 In the exercise of a judge’s discretion, the length of delay, the reasons for delay and the expiry of the limitation period are all factors to be considered, but none of those factors should be considered in isolation. Regard must also be had for the presence or absence of prejudice, and the extent of the connection, if any, between the existing claims and the proposed new cause of action. Nor do I think that a plaintiff’s explanation for delay must necessarily exculpate him from all “fault” or “culpability” before the court may exercise its discretion in his favour….
 The concurring reasons of McEachern C.J.B.C. (Ryan J.A. also concurring) were to similar effect:
 Applying the same principles regardless of whether the application is to add new defendants … or new causes of action, … I believe the most important considerations, not necessarily in the following order, are the length of the delay, prejudice to the respondents, and the overriding question of what is just and convenient.
 In Letvad v. Fenwick, 2000 BCCA 630, 82 B.C.L.R. (3d) 296, Esson J.A. for the Court cited from Teal Cedar, and then said:
 My understanding of the phrase “completely unfettered” in this context is that the discretion is not fettered by the relevant legislation, i.e., the Rule and the Limitation Act. It is, however, fettered to the extent that, as was held in Teal, it must be exercised judicially, in accordance with the evidence adduced and such guidelines as may appear from the authorities. It was held inTeal that the guidelines to which the chambers judge is required to have regard include these:
– the extent of the delay;
– the reasons for the delay;
– any explanation put forward to account for the delay;
– the degree of prejudice caused by delay; and
– the extent of the connection, if any, between the existing claims and the proposed new cause of action.
 As can be seen from the chambers judgment in the case before us, this list of factors has come to be seen as a checklist in applications to add a cause of action or a party after the expiry of the limitation period. It is sometimes forgotten that the list of factors is not an exhaustive one, and that the overriding concern is whether the proposed amendment will be “just and convenient”. The factors listed in Teal Cedar and in Letvad will typically be important factors to be considered by a chambers judge, but the decision is ultimately a discretionary one. Thus in Boutsakis & Kakavelakis, A Partnership v. Boutsakis, 2008 BCCA 13, 77 B.C.L.R. (4th) 113, this Court upheld the granting of amendments even though not all of the Teal factors had been specifically referred to in the judgment of the chambers judge. Newbury J.A., speaking for the Court, said:

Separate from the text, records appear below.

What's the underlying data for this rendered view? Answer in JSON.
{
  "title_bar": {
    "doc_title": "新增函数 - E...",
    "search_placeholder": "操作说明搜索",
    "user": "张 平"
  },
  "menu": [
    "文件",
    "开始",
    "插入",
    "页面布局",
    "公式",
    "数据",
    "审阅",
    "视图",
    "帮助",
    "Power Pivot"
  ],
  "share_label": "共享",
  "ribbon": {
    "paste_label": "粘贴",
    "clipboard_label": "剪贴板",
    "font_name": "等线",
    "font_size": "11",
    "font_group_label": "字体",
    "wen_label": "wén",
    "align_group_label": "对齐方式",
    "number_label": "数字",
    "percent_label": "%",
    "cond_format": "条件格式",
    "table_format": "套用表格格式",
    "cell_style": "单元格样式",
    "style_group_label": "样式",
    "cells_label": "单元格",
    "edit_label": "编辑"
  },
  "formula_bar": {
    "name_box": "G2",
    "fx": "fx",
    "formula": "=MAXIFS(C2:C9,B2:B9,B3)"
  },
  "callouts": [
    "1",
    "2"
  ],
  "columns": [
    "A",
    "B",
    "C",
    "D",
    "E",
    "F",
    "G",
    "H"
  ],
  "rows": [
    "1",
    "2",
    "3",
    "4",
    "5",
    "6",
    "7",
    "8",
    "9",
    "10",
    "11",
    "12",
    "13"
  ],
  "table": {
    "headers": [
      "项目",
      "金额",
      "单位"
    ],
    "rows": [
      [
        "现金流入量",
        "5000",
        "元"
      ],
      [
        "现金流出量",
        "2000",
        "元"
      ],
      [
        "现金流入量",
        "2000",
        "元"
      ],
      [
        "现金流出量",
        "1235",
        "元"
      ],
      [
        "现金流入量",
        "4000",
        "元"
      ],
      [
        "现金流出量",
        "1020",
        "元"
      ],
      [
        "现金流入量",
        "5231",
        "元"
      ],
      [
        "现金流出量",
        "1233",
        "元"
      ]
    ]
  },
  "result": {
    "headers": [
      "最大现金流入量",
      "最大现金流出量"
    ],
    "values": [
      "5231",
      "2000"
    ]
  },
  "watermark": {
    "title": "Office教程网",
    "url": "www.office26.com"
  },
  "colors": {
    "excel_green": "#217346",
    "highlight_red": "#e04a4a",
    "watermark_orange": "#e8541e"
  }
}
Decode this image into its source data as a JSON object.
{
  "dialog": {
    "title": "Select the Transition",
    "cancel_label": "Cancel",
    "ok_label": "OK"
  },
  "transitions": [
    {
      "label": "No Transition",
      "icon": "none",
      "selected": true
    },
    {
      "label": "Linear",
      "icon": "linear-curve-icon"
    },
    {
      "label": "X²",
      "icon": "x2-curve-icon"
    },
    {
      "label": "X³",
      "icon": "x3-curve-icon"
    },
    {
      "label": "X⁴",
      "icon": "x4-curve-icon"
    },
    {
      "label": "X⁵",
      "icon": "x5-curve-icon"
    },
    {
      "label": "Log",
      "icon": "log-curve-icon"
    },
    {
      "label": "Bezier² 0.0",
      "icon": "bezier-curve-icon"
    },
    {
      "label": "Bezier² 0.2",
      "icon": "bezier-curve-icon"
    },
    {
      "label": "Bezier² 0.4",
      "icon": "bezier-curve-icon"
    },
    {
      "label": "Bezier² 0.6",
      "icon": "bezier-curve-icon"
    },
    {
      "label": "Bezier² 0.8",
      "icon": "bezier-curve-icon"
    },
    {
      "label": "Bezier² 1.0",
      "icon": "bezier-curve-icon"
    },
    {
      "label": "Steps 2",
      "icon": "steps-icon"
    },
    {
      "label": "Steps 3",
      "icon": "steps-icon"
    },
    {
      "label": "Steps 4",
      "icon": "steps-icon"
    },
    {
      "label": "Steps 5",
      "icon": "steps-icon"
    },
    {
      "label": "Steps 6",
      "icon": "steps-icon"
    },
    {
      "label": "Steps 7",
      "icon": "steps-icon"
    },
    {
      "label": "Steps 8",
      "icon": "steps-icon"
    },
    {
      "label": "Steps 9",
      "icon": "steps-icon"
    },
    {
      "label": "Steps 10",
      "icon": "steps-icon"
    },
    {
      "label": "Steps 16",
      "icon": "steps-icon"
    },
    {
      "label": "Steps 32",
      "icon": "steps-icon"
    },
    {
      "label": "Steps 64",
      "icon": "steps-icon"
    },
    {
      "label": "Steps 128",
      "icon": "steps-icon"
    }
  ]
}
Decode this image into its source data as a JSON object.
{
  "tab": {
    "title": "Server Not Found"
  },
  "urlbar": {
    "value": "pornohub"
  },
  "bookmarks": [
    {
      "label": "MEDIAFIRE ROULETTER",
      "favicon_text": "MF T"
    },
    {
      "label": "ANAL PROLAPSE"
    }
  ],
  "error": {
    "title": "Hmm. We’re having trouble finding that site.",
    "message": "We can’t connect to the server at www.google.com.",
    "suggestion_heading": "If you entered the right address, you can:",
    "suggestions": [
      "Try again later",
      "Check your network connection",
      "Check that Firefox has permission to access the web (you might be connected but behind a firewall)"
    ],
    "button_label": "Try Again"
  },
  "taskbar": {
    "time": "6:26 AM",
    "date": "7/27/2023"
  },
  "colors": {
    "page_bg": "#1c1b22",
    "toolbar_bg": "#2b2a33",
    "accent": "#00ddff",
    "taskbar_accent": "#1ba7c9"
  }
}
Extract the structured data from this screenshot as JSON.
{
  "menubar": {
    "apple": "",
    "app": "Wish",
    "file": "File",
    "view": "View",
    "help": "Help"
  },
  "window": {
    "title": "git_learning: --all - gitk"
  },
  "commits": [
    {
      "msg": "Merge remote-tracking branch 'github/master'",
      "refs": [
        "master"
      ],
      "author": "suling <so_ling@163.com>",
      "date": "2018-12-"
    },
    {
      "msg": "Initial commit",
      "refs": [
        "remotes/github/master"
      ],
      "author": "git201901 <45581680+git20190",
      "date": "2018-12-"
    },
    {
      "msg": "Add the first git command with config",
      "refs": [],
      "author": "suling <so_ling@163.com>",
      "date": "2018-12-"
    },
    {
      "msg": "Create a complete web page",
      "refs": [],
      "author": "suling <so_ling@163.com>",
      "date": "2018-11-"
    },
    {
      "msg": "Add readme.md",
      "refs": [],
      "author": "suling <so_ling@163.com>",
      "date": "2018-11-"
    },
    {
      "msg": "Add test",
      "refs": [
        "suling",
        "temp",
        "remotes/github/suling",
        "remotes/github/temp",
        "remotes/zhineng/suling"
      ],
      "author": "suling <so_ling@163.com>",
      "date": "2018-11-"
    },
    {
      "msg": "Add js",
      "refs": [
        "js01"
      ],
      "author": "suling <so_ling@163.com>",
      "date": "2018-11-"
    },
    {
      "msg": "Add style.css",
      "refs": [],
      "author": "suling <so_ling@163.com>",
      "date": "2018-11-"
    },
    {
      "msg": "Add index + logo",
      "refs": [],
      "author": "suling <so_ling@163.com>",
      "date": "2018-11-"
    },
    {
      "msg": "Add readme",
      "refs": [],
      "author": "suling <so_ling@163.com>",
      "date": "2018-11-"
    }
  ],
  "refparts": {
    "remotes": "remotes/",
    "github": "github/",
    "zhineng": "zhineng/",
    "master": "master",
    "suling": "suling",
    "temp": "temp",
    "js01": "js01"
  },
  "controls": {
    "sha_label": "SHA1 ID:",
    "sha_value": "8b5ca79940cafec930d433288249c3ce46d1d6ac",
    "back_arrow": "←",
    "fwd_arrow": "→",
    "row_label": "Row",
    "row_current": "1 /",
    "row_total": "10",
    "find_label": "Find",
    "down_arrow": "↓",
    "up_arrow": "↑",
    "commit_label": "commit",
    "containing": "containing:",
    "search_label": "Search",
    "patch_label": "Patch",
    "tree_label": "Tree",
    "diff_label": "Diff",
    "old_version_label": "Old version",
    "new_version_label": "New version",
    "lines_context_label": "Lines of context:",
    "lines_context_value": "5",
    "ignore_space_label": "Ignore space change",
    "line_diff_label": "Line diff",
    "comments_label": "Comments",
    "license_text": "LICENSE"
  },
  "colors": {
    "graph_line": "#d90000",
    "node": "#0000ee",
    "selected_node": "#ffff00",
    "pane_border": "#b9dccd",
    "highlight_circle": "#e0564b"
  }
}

 … [I]t seems to me that although the summary trial judge did not mention the authorities, she did consider many of the factors listed in Teal Cedar – the reasons for the plaintiffs’ delay, the question of prejudice to the appellants; Mr. Kakavelakis’ difficulty in obtaining Mr. Boutsakis’ cooperation in enforcing the Partnership’s rights against Crown Travel; and the overall context of the two actions generally. Given the high degree of deference that is to be accorded to a discretionary decision of this kind, I see no basis on which this court should interfere with her conclusion that both amendments to the Statement of Claim in the “F” action should be permitted and given effect to notwithstanding that between the issuance of the writ in 1989 and the 1997 and 2004 motions to amend, fresh causes of action advanced by those amendments would have become barred by the lapse of time.